What skill do you think you could bring to a post-apocalyptic setting? I have an assortment of random facts that might be useful. Maybe!
So, hello, stranger. You want to join the village? Be safe? Let me tell you how it works. You have to complete a quest.
On your sixteenth birthday if you’d been born there, or after you’d rested up for a week if you’d come from outside–that’s you–you have to go outside the barricades. Sometimes they’d give newcomers longer if they were injured. But only if you had something they wanted. Otherwise, they’d refuse to let you in, or kick you back out even if you made it past the gates.
You’re not injured, so you’ll be going out tomorrow morning.
What quest, you ask? Scavenging for basic supplies. Edible food, or safe-enough-to-use medicine. The village council will give you a list of things they need. Really need, and say, go find these. Quest through the burned out, broken rubble. Keep an eye out for the feral dogs and cats, and especially the escaped zoo animals. The crocodiles are doing well in the river, and the lions will eat you if they catch you.
And, of course, always keep an eye and an ear—or maybe both—out for the roving bands of humans. The broken in heart and spirit, who’ve decided to be even worse than the lions that will at least kill you quickly.
This village, which I stumbled on when I was an underfed thirteen—and started a debate that continued for days, about whether I should be sent out in a week, or three years—they try to be kind.
Obviously I was tough enough to survive out there, but rules were rules for a reason, so they settled on my sixteenth birthday. No skin off my back. I was happy to accept that almost three years of safety. And you better believe I ate as well as I could.
Since I knew what was coming, I kept up my skills with short little forays in small groups. Mostly with other teenagers and at least one adult. The village doesn’t send their teens out blind, they aren’t wasteful.
It wasn’t so bad, gathering and hunting nearby. We kept quiet and hid way more than we fought anything, and we stayed clear of any known dangerous areas.
And on my birthday, I took the small pack and the well-wishes they offered, and I walked alone into the hellscape that had been my life from ten to thirteen.
Up until two months before I found the village, I’d had company—my older brother–and that had helped, but not as much as the stout walls, barbed wire, lookout towers, and hidey holes did.
I’d noticed that the teens got a longer list than the strangers—but I didn’t need it. I’d found a stash I knew they’d want, three days of hard travel from the village.
I’d move fast, but careful, and stuff my pack full. Then I’d come back to plenty of praise. See, we had food, or nearly enough, from carefully tended gardens and scavenging.

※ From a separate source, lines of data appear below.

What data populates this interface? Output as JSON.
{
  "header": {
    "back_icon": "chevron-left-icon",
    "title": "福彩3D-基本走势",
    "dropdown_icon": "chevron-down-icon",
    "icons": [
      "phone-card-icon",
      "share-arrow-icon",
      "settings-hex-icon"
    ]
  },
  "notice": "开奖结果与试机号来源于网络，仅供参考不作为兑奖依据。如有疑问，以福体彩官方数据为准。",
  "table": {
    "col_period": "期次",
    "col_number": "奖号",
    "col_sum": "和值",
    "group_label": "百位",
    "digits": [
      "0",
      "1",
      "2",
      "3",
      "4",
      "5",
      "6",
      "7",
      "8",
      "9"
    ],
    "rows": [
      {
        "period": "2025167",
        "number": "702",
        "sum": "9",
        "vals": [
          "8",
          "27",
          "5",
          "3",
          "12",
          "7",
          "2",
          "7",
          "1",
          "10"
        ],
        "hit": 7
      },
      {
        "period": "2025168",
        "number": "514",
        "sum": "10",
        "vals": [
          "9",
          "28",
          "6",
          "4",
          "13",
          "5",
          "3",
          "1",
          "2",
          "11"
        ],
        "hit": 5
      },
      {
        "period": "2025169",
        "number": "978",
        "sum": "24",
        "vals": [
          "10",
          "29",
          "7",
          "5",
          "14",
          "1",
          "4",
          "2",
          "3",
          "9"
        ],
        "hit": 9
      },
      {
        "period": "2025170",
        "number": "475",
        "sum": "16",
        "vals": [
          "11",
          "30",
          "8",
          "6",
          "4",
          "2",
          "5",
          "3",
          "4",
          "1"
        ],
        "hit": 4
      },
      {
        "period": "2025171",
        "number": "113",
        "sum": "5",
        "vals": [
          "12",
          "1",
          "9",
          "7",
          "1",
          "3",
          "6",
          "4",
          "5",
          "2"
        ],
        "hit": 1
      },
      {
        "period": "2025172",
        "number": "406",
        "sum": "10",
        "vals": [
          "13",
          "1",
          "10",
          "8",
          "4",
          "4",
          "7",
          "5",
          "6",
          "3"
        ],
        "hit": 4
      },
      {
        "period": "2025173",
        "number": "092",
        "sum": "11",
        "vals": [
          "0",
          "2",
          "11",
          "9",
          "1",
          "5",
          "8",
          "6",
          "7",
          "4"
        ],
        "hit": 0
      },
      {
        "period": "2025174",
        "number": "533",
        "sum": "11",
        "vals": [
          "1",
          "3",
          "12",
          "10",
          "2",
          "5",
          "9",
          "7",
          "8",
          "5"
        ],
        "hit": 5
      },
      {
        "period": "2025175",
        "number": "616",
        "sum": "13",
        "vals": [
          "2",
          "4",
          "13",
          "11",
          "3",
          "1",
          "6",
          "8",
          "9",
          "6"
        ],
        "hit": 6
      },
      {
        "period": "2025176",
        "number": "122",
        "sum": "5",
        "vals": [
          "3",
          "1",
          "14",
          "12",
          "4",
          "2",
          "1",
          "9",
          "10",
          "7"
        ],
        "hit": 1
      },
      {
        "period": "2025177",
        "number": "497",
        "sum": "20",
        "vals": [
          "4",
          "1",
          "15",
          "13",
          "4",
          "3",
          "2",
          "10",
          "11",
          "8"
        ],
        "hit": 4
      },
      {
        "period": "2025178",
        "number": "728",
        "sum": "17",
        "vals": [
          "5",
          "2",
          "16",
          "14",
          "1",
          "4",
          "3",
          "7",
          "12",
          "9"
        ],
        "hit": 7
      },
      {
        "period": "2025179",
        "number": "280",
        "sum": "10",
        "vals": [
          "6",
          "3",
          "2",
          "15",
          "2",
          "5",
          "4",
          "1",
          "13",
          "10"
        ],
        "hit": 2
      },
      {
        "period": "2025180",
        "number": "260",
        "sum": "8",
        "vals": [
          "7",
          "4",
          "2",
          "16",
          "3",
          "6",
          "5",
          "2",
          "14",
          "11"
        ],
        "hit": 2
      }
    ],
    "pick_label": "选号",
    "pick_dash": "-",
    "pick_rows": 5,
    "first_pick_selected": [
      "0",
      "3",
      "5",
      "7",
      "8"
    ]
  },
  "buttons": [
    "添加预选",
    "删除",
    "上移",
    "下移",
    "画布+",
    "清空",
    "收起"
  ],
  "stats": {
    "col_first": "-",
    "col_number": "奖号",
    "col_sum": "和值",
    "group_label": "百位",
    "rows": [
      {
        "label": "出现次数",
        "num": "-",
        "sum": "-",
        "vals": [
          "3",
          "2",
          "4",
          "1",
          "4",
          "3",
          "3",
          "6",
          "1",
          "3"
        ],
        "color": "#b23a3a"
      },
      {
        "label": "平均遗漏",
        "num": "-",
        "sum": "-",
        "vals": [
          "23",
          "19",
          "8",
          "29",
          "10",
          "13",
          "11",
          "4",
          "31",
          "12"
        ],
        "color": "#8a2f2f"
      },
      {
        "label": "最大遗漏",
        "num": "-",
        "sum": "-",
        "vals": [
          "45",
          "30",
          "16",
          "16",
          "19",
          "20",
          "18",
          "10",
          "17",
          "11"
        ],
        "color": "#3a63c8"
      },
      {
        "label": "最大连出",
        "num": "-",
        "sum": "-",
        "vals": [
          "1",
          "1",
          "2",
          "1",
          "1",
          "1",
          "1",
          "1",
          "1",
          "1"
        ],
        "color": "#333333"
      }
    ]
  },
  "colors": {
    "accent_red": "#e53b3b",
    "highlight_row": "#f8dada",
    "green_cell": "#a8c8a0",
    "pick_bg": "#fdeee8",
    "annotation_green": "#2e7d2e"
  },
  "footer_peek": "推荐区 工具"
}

That was the only reason the village welcomed newcomers at all. It had started out as a small group of survivors seven years ago, and they knew enough to know they needed more people–both for the next generations, and for all the hard work that needed doing.
But what they didn’t have much of was variety.
So the gone to seed urban garden I’d found on a rooftop was my ticket to staying. I could’ve told them about it years before, but obviously I didn’t. Instead I gathered up fruit and vegetables with precious seeds, and you should’ve seen the council’s faces.
And now I’m part of the council, and everyone gets to enjoy my harvest. I went back with a group later, and everyone was impressed at my lucky find.
Lied? Yes, I lied. If you pay attention, you know that the world isn’t really fair. I seized my advantage.
You should, too.